Individuals spend close to half of their lives preventing, or planning for, pregnancy. As such, contraception plays a major role in patient-provider interactions. Contraception counseling and management is a common scenario encountered in the general gynecologist’s practice. Luckily, we have two evidence-based guidelines developed by the US Centers for Disease Control and Prevention (CDC) that support the provision of contraceptive care:
- US Medical Eligibility for Contraceptive Use (US-MEC),1 which provides guidance on which patients can safely use a method
- US Selected Practice Recommendations for Contraceptive Use (US-SPR),2 which provides method-specific guidance on how to use a method (including how to: initiate or start a method; manage adherence issues, such as a missed pill, etc; and manage common issues like breakthrough bleeding). Both of these guidelines are updated routinely and are publicly available online or for free, through smartphone applications.
While most contraceptive care is straightforward, there are circumstances that require additional consideration. In this 3-part series we review 3 clinical cases, existing evidence to guide management decisions, and our recommendations.
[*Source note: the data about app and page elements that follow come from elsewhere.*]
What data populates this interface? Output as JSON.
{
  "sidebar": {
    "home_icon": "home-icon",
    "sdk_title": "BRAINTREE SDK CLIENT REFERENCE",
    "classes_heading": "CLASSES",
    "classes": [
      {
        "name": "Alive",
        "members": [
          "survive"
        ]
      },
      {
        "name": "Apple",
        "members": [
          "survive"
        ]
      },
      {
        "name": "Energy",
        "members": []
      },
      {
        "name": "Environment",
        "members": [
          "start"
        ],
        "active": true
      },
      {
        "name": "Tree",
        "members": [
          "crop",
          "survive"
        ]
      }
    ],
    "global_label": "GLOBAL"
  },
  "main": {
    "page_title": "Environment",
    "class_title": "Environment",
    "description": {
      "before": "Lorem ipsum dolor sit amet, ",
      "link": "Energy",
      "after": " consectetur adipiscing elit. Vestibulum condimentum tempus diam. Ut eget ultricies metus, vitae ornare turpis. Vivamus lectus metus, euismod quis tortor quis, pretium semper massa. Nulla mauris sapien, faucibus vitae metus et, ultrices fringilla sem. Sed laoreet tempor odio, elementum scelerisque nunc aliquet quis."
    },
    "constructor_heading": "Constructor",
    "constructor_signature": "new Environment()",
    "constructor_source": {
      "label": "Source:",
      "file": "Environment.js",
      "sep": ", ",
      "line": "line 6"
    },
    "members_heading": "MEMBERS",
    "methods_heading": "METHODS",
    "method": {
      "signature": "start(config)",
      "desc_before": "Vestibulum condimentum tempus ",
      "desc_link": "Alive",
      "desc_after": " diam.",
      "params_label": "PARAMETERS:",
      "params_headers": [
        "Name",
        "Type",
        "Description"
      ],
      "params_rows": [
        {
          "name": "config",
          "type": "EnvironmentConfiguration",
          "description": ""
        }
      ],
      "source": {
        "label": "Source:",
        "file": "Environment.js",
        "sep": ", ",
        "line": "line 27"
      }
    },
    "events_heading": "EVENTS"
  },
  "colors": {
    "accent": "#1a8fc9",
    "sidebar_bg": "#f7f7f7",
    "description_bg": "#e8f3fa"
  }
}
In part 1, we focus on restarting hormonal contraception after ulipristal acetate administration. In parts 2 and 3, we will discuss removal of a nonpalpable contraceptive implant and the consideration of a levonorgestrel-releasing intrauterine device (LNG-IUD) for emergency contraception.
- After using ulipristal acetate for emergency contraception, advise patients to wait at least 5 days to initiate hormonal contraception and about the importance of abstaining or using a back-up method for another 7 days with the start of their hormonal contraceptive method
CASE Meeting emergency and follow-up contraception needs
A 27-year-old woman (G0) presents to you after having unprotected intercourse 4 days ago. She does not formally track her menstrual cycles and is unsure when her last menstrual period was. She is not using contraception but is interested in starting a method. After counseling, she elects to take a dose of oral ulipristal acetate (UPA; Ella) now for emergency contraception and would like to start a combined oral contraceptive (COC) pill moving forward.
How soon after taking UPA should you tell her to start the combined hormonal pill?
Effectiveness of hormonal contraception following UPA
UPA does not appear to decrease the efficacy of COCs when started around the same time. However, immediately starting a hormonal contraceptive can decrease the effectiveness of UPA, and as such, it is recommended to take UPA and then abstain or use a backup method for 7 days before initiating a hormonal contraceptive method.1 By obtaining some additional information from your patient and with the use of shared decision making, though, your patient may be able to start their contraceptive method earlier than 5 days after UPA.
What is UPA
UPA is a progesterone receptor modulator used for emergency contraception intenhded to prevent pregnancy after unprotected intercourse or contraceptive failure.3 It works by delaying follicular rupture at least 5 days, if taken before the peak of the luteinizing hormone (LH) surge. If taken after that timeframe, it does not work. Since UPA competes for the progesterone receptor, there is a concern that the effectiveness of UPA may be decreased if a progestin-containing form of contraception is started immediately after taking UPA, or vice versa.4 Several studies have now specifically looked at the interaction between UPA and progestin-containing contraceptives, including at how UPA is impacted by the contraceptive method, and conversely, how the contraceptive method is impacted by UPA.5-8
Data on types of hormonal contraception. Brache and colleagues demonstrated that UPA users who started a desogestrel progestin-only pill (DSG POP) the next day had higher rates of ovulation within 5 days of taking UPA (45%), compared with those who the next day started a placebo pill (3%).6 This type of progestin-only pill is not available in the United States.
A study by Edelman and colleagues demonstrated similar findings in those starting a COC pill containing estrogen and progestin. When taking a COC two days after UPA use, more participants had evidence of follicular rupture in less than 5 days.5 It should be noted that these studies focused on ovulation, which—while necessary for conception to occur—is a surrogate biomarker for pregnancy risk. Additional studies have looked at the impact of UPA on the COC and have not found that UPA impacts ovulation suppression of the COC with its initiation or use.8
Considering unprotected intercourse and UPA timing. Of course, the risk of pregnancy is reliant on cycle timing plus the presence of viable sperm in the reproductive tract. Sperm have been shown to only be viable in the reproductive tract for 5 days, which could result in fertilization and subsequent pregnancy. Longevity of an egg is much shorter, at 12 to 24 hours after ovulation. For this patient, her exposure was 4 days ago, but sperm are only viable for approximately 5 days—she could consider taking the UPA now and then starting a COC earlier than 5 days since she only needs an extra day or two of protection from the UPA from the sperm in her reproductive tract. Your patient’s involvement in this decision making is paramount, as only they can prioritize their desire to avoid pregnancy from their recent act of unprotected intercourse versus their immediate needs for starting their method of contraception. It is important that individuals abstain from sexual activity or use an additional back-up method during the first 7 days of starting their method of contraception.
Continue to: Counseling considerations for the case patient...